EXERCISE:
Search the records for "Square" and copy each line that holds it.

--------

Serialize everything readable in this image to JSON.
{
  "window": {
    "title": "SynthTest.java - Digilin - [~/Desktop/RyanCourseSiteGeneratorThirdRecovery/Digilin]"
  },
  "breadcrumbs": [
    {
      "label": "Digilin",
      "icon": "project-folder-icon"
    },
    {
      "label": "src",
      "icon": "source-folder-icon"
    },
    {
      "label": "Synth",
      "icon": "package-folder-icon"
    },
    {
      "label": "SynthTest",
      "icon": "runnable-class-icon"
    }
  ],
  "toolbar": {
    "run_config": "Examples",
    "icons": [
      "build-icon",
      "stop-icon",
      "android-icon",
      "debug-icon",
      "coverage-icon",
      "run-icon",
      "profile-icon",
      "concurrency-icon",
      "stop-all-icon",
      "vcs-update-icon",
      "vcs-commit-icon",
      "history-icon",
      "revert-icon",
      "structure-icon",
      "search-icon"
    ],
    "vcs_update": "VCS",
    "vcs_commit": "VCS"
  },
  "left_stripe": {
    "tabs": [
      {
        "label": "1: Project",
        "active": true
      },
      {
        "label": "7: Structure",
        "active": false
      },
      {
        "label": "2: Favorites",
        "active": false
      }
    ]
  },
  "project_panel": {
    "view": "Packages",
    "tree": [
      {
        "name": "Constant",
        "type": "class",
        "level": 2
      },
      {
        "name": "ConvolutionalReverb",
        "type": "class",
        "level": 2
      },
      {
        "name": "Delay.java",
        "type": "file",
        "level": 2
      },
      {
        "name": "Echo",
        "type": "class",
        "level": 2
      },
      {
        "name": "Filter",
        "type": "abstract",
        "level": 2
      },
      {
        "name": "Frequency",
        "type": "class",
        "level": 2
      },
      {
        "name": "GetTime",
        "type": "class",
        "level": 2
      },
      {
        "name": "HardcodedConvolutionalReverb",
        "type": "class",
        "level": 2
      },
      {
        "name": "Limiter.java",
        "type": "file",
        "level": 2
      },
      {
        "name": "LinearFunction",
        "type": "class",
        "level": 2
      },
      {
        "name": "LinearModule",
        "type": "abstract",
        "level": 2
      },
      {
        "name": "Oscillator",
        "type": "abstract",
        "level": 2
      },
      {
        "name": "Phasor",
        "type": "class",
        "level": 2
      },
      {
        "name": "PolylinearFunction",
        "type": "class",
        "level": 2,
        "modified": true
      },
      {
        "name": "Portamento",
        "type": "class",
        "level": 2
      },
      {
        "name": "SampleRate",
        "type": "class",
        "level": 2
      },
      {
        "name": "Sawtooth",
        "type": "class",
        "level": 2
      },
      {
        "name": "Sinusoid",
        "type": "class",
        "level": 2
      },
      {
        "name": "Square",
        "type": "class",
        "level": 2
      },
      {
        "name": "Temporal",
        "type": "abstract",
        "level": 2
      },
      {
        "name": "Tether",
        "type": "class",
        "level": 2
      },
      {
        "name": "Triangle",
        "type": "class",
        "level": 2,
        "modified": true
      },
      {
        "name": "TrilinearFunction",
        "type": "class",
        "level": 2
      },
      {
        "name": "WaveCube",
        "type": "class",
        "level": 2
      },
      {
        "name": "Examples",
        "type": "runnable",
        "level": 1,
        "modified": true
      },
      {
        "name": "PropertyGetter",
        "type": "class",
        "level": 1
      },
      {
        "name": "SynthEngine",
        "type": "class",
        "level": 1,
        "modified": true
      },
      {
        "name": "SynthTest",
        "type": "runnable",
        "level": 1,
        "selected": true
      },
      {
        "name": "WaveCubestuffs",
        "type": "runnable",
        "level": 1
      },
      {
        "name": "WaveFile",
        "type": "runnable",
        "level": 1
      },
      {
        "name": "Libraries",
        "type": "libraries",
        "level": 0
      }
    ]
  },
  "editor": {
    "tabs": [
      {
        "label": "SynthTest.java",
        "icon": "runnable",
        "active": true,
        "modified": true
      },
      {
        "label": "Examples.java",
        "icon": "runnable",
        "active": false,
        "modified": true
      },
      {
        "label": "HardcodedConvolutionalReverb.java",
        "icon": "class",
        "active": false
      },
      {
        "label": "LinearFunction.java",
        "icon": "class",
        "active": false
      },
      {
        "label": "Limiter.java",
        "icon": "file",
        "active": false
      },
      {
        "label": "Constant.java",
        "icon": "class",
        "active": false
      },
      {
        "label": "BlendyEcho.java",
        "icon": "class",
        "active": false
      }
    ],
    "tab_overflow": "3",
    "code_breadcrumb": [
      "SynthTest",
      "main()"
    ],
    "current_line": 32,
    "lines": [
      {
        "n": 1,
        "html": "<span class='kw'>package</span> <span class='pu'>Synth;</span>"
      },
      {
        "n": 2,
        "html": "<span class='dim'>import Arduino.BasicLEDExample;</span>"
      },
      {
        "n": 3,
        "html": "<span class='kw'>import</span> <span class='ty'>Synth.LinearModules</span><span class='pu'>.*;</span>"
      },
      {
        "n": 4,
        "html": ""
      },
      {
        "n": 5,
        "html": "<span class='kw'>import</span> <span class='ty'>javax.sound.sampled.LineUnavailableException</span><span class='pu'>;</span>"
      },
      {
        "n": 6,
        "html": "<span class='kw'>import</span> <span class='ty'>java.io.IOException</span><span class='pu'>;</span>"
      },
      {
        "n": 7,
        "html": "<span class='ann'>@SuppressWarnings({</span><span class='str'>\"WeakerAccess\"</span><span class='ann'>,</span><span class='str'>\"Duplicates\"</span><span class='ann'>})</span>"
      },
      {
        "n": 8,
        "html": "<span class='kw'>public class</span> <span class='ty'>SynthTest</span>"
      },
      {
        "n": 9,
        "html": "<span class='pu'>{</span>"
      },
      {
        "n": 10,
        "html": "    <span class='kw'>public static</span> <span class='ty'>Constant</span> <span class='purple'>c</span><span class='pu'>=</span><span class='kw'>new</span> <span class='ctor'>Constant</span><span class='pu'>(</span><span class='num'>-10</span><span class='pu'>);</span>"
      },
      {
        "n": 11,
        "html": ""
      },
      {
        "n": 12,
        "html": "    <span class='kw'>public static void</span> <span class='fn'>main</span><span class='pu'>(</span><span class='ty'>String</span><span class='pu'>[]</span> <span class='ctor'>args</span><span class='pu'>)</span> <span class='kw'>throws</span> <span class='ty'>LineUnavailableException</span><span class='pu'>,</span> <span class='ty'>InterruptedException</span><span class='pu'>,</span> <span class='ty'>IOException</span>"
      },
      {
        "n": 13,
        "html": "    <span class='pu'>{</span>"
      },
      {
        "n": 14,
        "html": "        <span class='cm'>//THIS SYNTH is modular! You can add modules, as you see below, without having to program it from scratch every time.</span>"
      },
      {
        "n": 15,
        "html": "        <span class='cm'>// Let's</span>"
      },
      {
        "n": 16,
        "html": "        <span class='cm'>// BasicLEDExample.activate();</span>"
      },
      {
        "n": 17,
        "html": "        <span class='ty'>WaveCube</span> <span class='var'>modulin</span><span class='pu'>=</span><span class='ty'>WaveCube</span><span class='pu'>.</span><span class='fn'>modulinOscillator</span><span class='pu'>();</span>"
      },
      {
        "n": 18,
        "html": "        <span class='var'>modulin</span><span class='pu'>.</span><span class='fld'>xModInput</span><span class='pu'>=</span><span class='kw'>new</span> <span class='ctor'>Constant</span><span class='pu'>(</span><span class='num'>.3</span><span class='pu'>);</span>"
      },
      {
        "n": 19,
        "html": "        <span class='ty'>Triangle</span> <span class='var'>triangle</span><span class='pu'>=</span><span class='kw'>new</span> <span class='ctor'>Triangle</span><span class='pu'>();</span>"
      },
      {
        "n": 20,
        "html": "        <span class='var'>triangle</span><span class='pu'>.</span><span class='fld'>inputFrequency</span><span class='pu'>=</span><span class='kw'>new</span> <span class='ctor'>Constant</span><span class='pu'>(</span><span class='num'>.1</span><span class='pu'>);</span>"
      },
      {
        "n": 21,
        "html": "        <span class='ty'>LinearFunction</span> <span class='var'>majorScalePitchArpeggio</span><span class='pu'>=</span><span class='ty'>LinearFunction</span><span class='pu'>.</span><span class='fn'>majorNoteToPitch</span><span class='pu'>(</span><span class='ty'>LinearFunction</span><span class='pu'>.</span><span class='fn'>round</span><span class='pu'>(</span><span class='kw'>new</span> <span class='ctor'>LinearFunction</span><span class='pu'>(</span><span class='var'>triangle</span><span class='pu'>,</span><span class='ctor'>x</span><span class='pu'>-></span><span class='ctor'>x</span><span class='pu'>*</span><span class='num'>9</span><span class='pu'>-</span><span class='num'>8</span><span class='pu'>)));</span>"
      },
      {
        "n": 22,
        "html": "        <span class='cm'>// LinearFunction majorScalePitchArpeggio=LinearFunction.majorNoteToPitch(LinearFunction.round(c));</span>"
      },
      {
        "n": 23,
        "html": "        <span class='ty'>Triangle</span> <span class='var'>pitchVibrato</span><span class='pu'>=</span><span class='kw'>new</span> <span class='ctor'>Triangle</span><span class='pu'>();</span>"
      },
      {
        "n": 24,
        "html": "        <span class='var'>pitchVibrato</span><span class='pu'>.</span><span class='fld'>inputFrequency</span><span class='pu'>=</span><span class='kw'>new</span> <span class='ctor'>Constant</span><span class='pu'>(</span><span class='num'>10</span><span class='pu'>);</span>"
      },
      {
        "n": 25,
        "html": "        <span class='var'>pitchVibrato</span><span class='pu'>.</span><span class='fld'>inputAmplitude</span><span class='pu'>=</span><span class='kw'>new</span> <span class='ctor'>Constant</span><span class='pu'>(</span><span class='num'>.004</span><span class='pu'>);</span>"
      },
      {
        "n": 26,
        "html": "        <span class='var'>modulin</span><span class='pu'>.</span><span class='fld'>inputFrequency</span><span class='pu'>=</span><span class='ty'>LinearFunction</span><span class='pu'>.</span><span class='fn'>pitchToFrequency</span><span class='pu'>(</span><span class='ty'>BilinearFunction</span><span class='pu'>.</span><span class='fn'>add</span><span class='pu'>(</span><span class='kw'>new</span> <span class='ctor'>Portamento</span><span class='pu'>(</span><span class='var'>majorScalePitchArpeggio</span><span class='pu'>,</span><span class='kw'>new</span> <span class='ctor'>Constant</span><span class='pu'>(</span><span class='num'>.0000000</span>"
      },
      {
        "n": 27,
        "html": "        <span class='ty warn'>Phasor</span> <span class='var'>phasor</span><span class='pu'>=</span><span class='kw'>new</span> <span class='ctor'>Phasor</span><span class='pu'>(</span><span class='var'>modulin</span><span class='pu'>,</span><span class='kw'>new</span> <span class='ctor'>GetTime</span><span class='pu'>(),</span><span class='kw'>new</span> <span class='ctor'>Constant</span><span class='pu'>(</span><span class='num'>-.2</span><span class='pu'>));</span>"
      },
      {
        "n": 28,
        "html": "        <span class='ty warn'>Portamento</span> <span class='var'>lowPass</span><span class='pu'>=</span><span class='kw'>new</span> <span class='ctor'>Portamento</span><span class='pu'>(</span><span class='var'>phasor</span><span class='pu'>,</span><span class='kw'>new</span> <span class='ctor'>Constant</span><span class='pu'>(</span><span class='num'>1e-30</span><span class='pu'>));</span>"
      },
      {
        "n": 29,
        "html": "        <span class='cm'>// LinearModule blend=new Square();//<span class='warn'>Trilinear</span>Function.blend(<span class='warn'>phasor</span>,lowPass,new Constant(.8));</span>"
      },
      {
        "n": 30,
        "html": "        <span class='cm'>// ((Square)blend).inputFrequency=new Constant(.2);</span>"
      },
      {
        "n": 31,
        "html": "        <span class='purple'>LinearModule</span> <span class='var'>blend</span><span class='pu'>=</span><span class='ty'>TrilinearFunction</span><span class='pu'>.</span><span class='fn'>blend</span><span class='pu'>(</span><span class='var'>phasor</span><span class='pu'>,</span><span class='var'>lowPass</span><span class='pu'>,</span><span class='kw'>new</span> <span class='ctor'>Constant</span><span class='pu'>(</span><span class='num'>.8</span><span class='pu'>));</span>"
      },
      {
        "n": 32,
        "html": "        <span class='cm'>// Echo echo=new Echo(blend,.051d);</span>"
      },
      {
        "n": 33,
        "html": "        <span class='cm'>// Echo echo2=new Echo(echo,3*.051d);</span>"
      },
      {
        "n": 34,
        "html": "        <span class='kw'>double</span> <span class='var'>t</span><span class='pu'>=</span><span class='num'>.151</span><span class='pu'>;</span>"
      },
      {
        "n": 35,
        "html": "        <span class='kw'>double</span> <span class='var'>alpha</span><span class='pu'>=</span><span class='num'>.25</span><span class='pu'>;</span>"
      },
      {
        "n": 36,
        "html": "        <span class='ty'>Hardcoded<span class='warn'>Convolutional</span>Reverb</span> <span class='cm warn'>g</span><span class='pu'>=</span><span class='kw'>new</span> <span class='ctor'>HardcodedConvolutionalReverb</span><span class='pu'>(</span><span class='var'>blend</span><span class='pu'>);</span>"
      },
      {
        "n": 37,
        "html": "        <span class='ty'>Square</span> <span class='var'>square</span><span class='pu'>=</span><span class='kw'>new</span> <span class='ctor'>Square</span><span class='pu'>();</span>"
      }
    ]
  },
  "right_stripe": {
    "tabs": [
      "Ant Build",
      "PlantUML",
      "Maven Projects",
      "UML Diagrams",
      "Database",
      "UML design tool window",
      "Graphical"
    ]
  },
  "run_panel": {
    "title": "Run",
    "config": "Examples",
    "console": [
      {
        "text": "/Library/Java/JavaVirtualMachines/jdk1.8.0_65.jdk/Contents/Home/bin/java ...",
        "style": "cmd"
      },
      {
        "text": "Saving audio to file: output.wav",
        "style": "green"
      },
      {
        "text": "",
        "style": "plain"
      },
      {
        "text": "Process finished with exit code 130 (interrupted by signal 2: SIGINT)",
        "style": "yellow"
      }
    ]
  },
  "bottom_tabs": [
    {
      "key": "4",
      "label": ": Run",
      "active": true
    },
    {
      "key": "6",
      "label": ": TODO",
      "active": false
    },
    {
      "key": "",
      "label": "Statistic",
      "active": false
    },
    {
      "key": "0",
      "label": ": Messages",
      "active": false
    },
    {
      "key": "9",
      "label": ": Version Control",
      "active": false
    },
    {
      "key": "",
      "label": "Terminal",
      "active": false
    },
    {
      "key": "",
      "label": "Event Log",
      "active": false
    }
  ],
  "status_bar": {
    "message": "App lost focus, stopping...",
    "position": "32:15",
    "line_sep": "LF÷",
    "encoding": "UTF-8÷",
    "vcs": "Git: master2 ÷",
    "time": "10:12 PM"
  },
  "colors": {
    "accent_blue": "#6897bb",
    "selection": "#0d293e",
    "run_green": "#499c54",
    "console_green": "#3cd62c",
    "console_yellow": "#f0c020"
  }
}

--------

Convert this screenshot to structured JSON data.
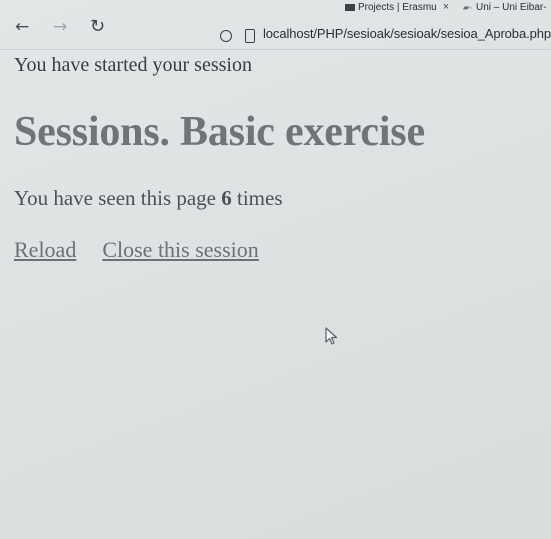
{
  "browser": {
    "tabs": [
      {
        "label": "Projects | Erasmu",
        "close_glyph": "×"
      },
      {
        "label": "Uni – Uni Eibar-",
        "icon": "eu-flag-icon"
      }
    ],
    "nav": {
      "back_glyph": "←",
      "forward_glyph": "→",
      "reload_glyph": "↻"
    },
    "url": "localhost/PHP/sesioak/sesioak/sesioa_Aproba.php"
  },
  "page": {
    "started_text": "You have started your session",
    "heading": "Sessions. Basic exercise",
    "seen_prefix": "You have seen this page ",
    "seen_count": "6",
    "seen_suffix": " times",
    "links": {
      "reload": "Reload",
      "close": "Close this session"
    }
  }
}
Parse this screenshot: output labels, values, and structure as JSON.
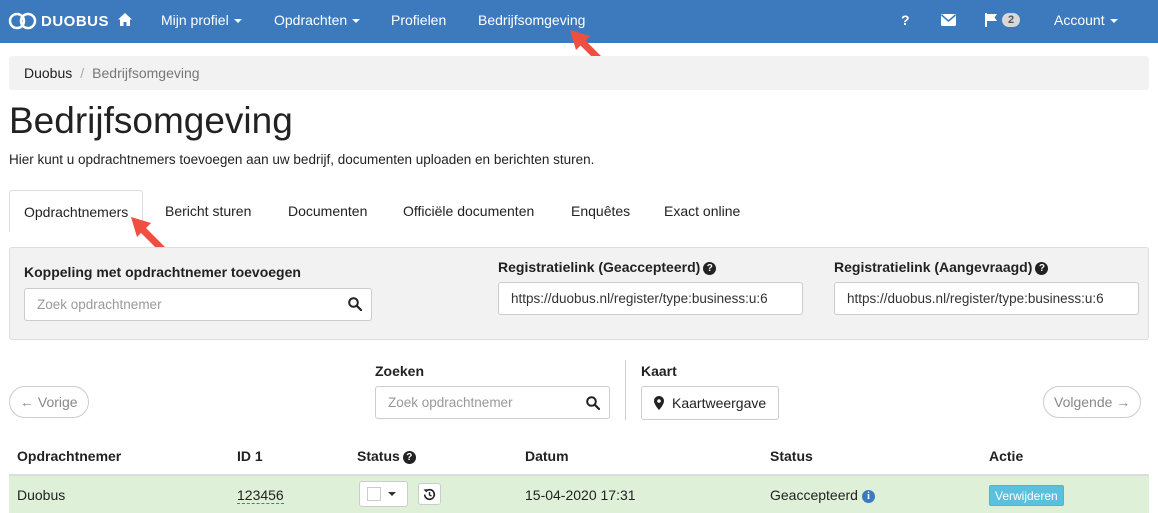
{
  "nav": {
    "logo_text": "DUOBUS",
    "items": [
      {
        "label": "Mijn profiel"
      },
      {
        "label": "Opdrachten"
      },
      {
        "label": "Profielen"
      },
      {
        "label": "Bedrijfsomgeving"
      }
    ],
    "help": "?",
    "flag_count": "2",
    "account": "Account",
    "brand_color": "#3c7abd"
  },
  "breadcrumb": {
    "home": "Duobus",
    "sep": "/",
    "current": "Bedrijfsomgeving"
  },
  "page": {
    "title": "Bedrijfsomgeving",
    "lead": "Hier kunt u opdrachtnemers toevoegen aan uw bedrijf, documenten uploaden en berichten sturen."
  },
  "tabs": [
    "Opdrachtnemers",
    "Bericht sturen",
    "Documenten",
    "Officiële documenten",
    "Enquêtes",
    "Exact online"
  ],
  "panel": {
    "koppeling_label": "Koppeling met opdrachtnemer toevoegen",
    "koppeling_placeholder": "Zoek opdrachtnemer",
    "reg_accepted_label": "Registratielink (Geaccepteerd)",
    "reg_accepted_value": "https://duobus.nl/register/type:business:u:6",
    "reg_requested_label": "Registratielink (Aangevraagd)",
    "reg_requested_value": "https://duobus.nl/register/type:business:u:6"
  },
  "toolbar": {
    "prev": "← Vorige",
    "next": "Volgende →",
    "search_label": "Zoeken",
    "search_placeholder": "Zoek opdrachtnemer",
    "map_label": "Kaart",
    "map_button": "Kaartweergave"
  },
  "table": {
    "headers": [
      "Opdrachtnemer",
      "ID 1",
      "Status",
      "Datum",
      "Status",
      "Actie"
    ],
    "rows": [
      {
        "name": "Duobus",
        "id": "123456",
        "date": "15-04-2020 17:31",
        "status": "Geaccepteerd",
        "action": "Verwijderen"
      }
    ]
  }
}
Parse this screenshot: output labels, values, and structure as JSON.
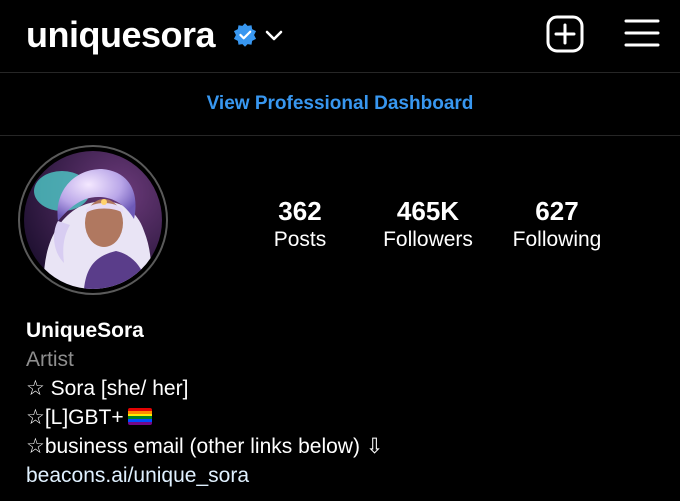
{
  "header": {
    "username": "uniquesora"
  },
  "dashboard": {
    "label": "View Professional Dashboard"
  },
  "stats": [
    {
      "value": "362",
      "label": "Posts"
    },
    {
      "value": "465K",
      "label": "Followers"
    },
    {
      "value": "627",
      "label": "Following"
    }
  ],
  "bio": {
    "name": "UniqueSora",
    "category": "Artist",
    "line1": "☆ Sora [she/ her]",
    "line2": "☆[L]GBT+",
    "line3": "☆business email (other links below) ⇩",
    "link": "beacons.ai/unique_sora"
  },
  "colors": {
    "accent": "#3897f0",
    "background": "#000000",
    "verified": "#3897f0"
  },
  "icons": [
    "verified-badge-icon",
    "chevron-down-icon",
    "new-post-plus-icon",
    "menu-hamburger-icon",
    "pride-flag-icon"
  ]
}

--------

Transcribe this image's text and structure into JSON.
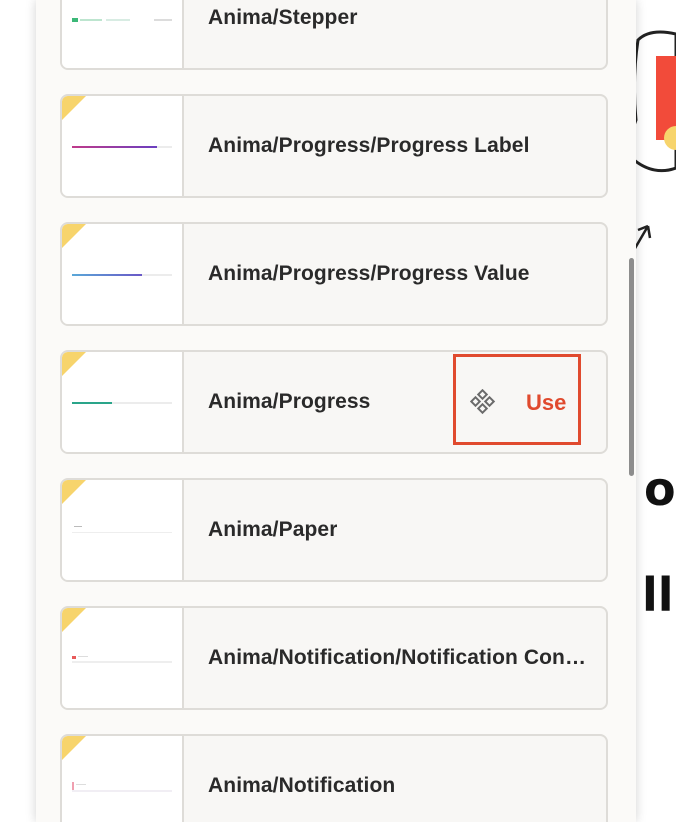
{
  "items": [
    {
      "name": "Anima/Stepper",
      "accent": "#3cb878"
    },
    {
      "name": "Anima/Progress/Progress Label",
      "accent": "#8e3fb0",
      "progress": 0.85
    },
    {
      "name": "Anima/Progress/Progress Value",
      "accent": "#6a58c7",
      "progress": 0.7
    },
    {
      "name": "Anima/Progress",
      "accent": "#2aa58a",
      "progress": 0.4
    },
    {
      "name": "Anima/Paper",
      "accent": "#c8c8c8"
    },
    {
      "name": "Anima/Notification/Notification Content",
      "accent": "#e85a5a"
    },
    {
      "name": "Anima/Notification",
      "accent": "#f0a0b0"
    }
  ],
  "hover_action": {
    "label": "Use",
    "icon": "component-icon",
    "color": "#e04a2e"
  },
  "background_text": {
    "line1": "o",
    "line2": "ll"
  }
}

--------

YOUR SOLUTION:
        "name": "Square",
        "html": "        <span class='cm'>// LinearModule blend=new Square();//<span class='warn'>Trilinear</span>Function.blend(<span class='warn'>phasor</span>,lowPass,new Constant(.8));</span>"
        "html": "        <span class='cm'>// ((Square)blend).inputFrequency=new Constant(.2);</span>"
        "html": "        <span class='ty'>Square</span> <span class='var'>square</span><span class='pu'>=</span><span class='kw'>new</span> <span class='ctor'>Square</span><span class='pu'>();</span>"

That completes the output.